We completed Chapter 18 on what is culture. Culture is determined by the values and virtues entertained by people. We began class by writing down different values and virtues we have and want to live by. The values that we have are influenced by external factors. However, once these values are determined and culture is set, the external factors shouldn’t influence us at all. We discussed some of the factors that negatively influence our values such as peer pressure. It is important that we keep good company and stand firm when we face challenges that negatively influence our values. We also talked about how parents and religious values positively influence our values.
Homework: Write down techniques we can use to not be affected by challenges and obstacles of the external environment.
We studied and discussed Verse 5 of Chapter 12 – Path of Devotion – Bhakti Yoga.
After explaining how the goal reached by all meditators whether meditating upon a personal, or an impersonal God, is one and the same Supreme Perfection, Lord Krishna tries to compare the two incomparable ‘Paths’, both of equal efficacy and merit.
He says “Greater is the toil of those whose thoughts are fixed on the unmanifest.” Lord Krishna explains why it is hard ordinarily for seekers to contemplate upon the Formless. “The unmanifest is very hard indeed for the embodied to reach.” The crucial word in the stanza is ‘Embodied”.
Shri Shankaracharya clearly explains that the “Embodied” means “those who are attached to their bodies.” Sunk in flesh, if one personality lives only a life of sensuality and satisfaction of one’s body-cravings, one will find it too difficult to take to steady and continuous meditation upon the subtle theme of the Infinite, Formless and All-pervading.
In short, to the majority of us, meditation upon the Lord, as expressed in the Universe, is easier and more profitable. Man can worship the myriad forms through service undertaken in a spirit of worship and divine dedication.

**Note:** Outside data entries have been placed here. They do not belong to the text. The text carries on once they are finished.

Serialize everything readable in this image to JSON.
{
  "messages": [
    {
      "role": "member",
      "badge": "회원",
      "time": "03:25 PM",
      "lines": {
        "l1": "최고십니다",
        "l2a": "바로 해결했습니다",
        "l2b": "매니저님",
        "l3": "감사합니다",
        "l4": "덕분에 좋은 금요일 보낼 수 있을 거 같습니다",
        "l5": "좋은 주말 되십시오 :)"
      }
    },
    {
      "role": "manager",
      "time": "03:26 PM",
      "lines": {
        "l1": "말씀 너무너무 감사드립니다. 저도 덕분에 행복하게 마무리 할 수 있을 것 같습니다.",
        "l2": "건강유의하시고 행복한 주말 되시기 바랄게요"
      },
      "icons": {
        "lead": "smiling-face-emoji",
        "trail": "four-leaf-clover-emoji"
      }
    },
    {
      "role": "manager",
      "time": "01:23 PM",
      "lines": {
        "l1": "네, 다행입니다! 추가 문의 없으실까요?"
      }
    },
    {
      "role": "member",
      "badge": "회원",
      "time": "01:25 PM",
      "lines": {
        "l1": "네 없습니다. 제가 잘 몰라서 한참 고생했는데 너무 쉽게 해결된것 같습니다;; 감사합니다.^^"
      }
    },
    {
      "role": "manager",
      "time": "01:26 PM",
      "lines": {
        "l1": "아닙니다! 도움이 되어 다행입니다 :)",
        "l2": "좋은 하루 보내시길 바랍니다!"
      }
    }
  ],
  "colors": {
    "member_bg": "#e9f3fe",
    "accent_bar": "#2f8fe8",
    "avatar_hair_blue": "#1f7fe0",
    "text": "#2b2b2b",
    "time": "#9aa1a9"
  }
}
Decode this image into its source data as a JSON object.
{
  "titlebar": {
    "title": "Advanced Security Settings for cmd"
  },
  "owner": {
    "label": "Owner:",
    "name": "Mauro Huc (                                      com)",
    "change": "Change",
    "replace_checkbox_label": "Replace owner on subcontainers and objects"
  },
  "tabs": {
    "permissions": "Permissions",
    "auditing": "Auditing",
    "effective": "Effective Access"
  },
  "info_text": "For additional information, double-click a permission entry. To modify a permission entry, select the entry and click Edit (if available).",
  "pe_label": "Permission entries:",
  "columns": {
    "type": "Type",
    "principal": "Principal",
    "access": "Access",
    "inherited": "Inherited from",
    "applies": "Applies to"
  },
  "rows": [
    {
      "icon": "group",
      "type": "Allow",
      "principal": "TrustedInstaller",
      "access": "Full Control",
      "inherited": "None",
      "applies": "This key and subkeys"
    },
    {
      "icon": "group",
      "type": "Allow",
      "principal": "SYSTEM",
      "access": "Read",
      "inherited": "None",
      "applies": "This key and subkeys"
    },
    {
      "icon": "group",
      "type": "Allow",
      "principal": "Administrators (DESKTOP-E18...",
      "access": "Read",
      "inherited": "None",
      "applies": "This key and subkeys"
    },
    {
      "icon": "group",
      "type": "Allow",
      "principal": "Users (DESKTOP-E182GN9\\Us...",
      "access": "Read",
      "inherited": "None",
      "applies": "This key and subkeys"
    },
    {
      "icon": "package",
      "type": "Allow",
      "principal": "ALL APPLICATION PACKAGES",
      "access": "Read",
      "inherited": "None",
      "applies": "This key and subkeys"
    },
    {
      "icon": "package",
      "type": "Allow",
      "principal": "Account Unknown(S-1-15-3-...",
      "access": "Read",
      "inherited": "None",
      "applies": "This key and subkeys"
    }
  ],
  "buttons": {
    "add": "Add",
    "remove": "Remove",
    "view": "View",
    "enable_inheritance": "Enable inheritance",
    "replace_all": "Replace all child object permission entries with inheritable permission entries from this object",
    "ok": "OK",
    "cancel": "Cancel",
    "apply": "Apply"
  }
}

By doing so, the body-attachments and sense-appetites get purged from his inner make-up and his mind becomes subtle enough to conceive and contemplate upon the Formless and the Imperishable Unmanifest.
Sadhana for the week: Read up to and end of the verses studied.
Chanting: To revise up to Verse 21 of Chapter 2 of the Gita.